A Knockout from the Theatre to the Screen!

Alex Luukkonen
Alex Luukkonen in “Ravenscroft” shot by Julio J. Vargas

The incredible stage and screen talents of Scandinavian actor Alex Luukkonen have moved audiences to laughs and tears on three continents, and his latest projects are without a doubt some of his most ambitious to date. A native of Finland, he’s also worked throughout Europe, Asia and the U.S., which has taught him the intricate nature of the human condition, the common denominators of mankind beyond any cultural differences.

Luukkonen, in one of his many theatre roles, joined Academy Award winner Milton Justice’s (Down and Out in America) cast in a production of Clifford Odets’ classic Waiting for Lefty. Set in the years before World War II, the play consists of a series of vignettes, which tie together to address the prominent issues of the impending war, the struggle of workers in the Great Depression, the fear of growing communist sympathies and love trying to survive the desperate times.

In his role as Miller, a chemist with a moral quandary and one of the leading characters, Luukkonen worked closely with the esteemed Justice to perfect his performance. Miller, a lab assistant, is told by his boss that he will be given a raise and promotion but that he must now work under a chemist tasked with developing chemical weapons. An argument erupts between Miller and his boss, and in one of the more dramatic events in the play, Miller angrily refuses the job after punching his boss.

In addition to his role in Waiting for Lefty, as well as the productions of other iconic plays such as Much Ado About Nothing and Grease, Luukkonen is also a seasoned actor on the silver screen where his innate skill and charm complemented by his worldly experience make all of his performances something to write home about.

One of Luukkonen’s latest projects, Pastry, is slated for release this year. The film examines the pressure that society places on women to conform to preconceived standards of body image and sexuality. Directed by Eduardo Barreto, Luukkonen acts alongside Maureen Younger who plays Caroline in the film, a young woman who falls in love with a waitress and lets go of her obsession with dieting. Pastry is a delectably sweet work of powerful social critique that showcases Luukkonen’s acting prowess.

Luukkonen, whose character bears witness to the gradual process of Caroline’s enlightenment, admits that it was an incredible experience working with the British cast of the film.

“Theater is the king in London,” said Luukkonen. “So you get a lot more theater trained and talented people overall per capita.”

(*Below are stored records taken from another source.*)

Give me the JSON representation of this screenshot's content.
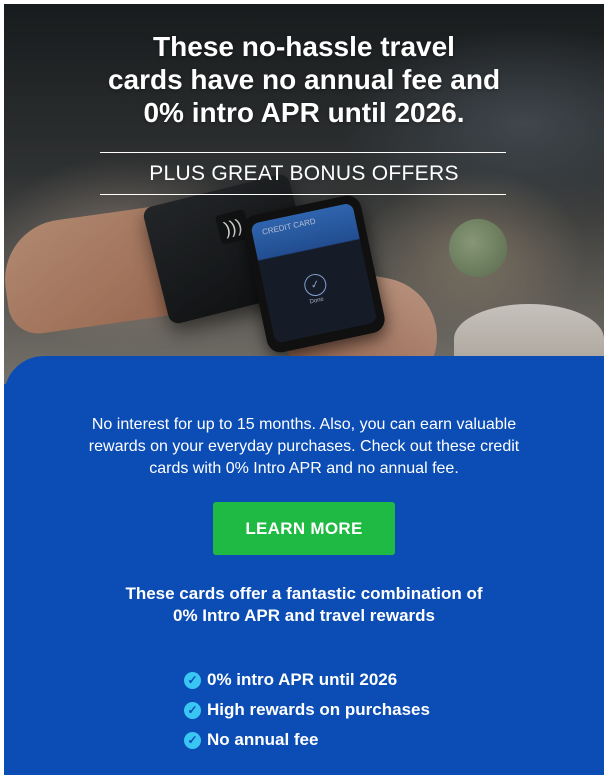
{
  "hero": {
    "headline_line1": "These no-hassle travel",
    "headline_line2": "cards have no annual fee and",
    "headline_line3": "0% intro APR until 2026.",
    "subheading": "PLUS GREAT BONUS OFFERS",
    "phone_label": "CREDIT CARD",
    "phone_done": "Done"
  },
  "content": {
    "body_line1": "No interest for up to 15 months. Also, you can earn valuable",
    "body_line2": "rewards on your everyday purchases. Check out these credit",
    "body_line3": "cards with 0% Intro APR and no annual fee.",
    "cta_label": "LEARN MORE",
    "offer_line1": "These cards offer a fantastic combination of",
    "offer_line2": "0% Intro APR and travel rewards",
    "benefits": [
      "0% intro APR until 2026",
      "High rewards on purchases",
      "No annual fee"
    ]
  },
  "colors": {
    "panel_blue": "#0b4db5",
    "cta_green": "#1fba43",
    "check_cyan": "#3ac6f2"
  },
  "icons": [
    "contactless-icon",
    "check-circle-icon"
  ]
}
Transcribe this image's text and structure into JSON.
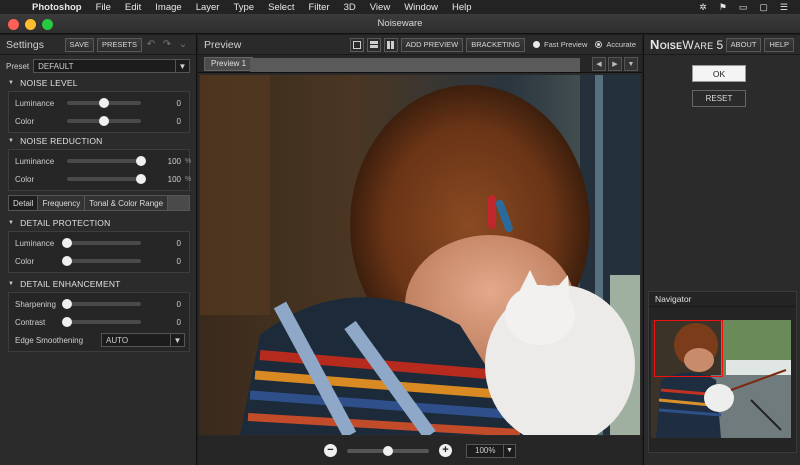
{
  "menubar": {
    "app": "Photoshop",
    "items": [
      "File",
      "Edit",
      "Image",
      "Layer",
      "Type",
      "Select",
      "Filter",
      "3D",
      "View",
      "Window",
      "Help"
    ]
  },
  "window": {
    "title": "Noiseware"
  },
  "settings": {
    "title": "Settings",
    "save_label": "SAVE",
    "presets_label": "PRESETS",
    "preset_label": "Preset",
    "preset_value": "DEFAULT",
    "noise_level": {
      "title": "NOISE LEVEL",
      "rows": [
        {
          "label": "Luminance",
          "value": "0",
          "pos": 0.5
        },
        {
          "label": "Color",
          "value": "0",
          "pos": 0.5
        }
      ]
    },
    "noise_reduction": {
      "title": "NOISE REDUCTION",
      "rows": [
        {
          "label": "Luminance",
          "value": "100",
          "unit": "%",
          "pos": 1.0
        },
        {
          "label": "Color",
          "value": "100",
          "unit": "%",
          "pos": 1.0
        }
      ]
    },
    "tabs": [
      "Detail",
      "Frequency",
      "Tonal & Color Range"
    ],
    "detail_protection": {
      "title": "DETAIL PROTECTION",
      "rows": [
        {
          "label": "Luminance",
          "value": "0",
          "pos": 0.0
        },
        {
          "label": "Color",
          "value": "0",
          "pos": 0.0
        }
      ]
    },
    "detail_enhancement": {
      "title": "DETAIL ENHANCEMENT",
      "rows": [
        {
          "label": "Sharpening",
          "value": "0",
          "pos": 0.0
        },
        {
          "label": "Contrast",
          "value": "0",
          "pos": 0.0
        }
      ],
      "edge_label": "Edge Smoothening",
      "edge_value": "AUTO"
    }
  },
  "preview": {
    "title": "Preview",
    "add_preview_label": "ADD PREVIEW",
    "bracketing_label": "BRACKETING",
    "fast_label": "Fast Preview",
    "accurate_label": "Accurate",
    "tab_label": "Preview 1",
    "zoom_value": "100%",
    "zoom_pos": 0.5
  },
  "right": {
    "logo_big": "N",
    "logo_small_1": "OISE",
    "logo_mid": "W",
    "logo_small_2": "ARE",
    "logo_ver": "5",
    "about_label": "ABOUT",
    "help_label": "HELP",
    "ok_label": "OK",
    "reset_label": "RESET",
    "navigator_title": "Navigator"
  },
  "colors": {
    "accent": "#e11111",
    "panel": "#2b2b2b"
  }
}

Recently, he played the inquisitive son of a detective in Outsider, an exciting pilot starring Luukkonen and Dean Bruggeman. In it, Luukkonen’s character discovers a startling video of a man being held captive by a psycho in clown makeup. He brings it to his father, played by Bruggeman (Don’t Pass Me By, The Time Capsule), who digs into the case. It all leads up to a shocking cliffhanger, which is sure to leave viewers on the edge of their seats.

In every role that he’s played to date Luukkonen’s passion for his craft shines through so clearly that it is almost tangible. That kind of performance, delivery and dedication comes only from love, and it is obvious in everything that he’s done that Luukkonen truly loves his art.

“I chose acting because I love it, and fortunately, I had the opportunity to pursue it,” he said. “I wish more people had the chance to pursue their dreams.”